El Salvador’s parliament removes checks and balances on President Bukele’s powers. But why aren’t more Salvadorans protesting what is happening?
On May 1, the newly elected Salvador legislature began its three-year term. This day is usually a formality with activities such as the swearing-in ceremony of all newly elected deputies. But not this time.
In an unprecedented move, the Legislative Assembly
El Salvador’s new parliament has 56 deputies that belong to New Ideas (Nuevas Ideas in Spanish), the political party created by President Nayib Bukele in 2018. With a qualified majority of the total 84 seats, Nuevas Ideas has absolute control of the Salvadoran Congress.
Through these two actions, the Legislative Assembly removed all possible checks and balances on Bukele’s powers, thus creating a heated debate on the state of El Salvador’s democracy, which emerged out of a 12-year internal conflict that ended in 1992.
Since May 1, many individuals, organizations, and governments have condemned the removal of judges and the attorney general, Raúl Melara. Since November 2020, the Attorney General’s Office has conducted over 20 raids on different branches of government. The attorney general had
Although the new magistrates have the
The United States Committee on Foreign Relations issued a condemning
The European Union also
Some local organizations and individuals called the move a “technical coup d’etat.” The five members of the Constitutional Chamber of the Supreme Court — the very people that the legislators voted to remove – declared the destitution of judges was
Even though the protest was in the capital, only about
Despite longstanding criticism of Bukele’s authoritarianism, most Salvadorans support Bukele and the New Ideas political party. Evidence of this support is apparent in Bukele’s consistently high approval rating, which has hovered around 90 percent since last year. This support
Responding to the international criticism, Bukele repeated that the Salvadoran people voted for him and the new deputies to change the country, which has high rates of corruption, poverty, and violence.
They negotiated with the life of the people and ordered assassinations from institutions (there are videos of that).
The people did not send us to negotiate. Everyone. Must. Go.
Ernesto Castro, now president of the Legislative Assembly, agreed with Bukele and listed the previous governments’ faults.
From the outside, anyone can say what they want. But only the Salvadoran people understand what we mean when we say that we are cleaning the house.
I repeat: God is guiding us and the people blesses us with their support.”

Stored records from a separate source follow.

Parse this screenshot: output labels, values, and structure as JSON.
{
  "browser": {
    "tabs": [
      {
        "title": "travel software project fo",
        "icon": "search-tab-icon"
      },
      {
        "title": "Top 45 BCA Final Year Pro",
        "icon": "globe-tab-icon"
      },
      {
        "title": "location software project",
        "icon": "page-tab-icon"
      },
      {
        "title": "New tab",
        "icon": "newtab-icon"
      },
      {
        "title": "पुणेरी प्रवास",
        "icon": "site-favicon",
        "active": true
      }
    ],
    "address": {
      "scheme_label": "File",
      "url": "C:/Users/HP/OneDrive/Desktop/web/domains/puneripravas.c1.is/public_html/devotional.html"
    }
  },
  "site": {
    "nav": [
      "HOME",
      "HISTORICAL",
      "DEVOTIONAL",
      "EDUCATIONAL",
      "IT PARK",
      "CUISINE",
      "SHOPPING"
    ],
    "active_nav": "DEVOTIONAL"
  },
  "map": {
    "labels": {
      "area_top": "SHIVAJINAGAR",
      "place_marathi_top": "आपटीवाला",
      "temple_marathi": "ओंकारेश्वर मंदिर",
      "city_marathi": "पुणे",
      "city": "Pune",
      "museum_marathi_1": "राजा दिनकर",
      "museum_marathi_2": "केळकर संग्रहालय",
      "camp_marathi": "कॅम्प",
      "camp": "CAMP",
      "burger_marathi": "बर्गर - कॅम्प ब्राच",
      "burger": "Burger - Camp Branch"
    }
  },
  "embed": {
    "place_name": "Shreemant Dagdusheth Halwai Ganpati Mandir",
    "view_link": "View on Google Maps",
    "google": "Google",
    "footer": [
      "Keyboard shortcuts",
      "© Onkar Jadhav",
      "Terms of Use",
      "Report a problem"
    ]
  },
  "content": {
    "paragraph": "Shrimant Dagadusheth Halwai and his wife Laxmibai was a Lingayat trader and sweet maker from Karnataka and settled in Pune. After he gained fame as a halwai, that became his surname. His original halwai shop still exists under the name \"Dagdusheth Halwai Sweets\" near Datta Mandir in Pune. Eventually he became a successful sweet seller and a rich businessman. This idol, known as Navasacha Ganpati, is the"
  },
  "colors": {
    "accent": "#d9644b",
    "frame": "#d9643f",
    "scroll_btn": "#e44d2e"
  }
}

If what the legislative assembly did on May 1 is a sign of what is to come, there will be more changes in El Salvador, which will not be popular with the opposition and abroad.
Javier Simán, a prominent businessman and critic of Bukele and his political party, put it this way in a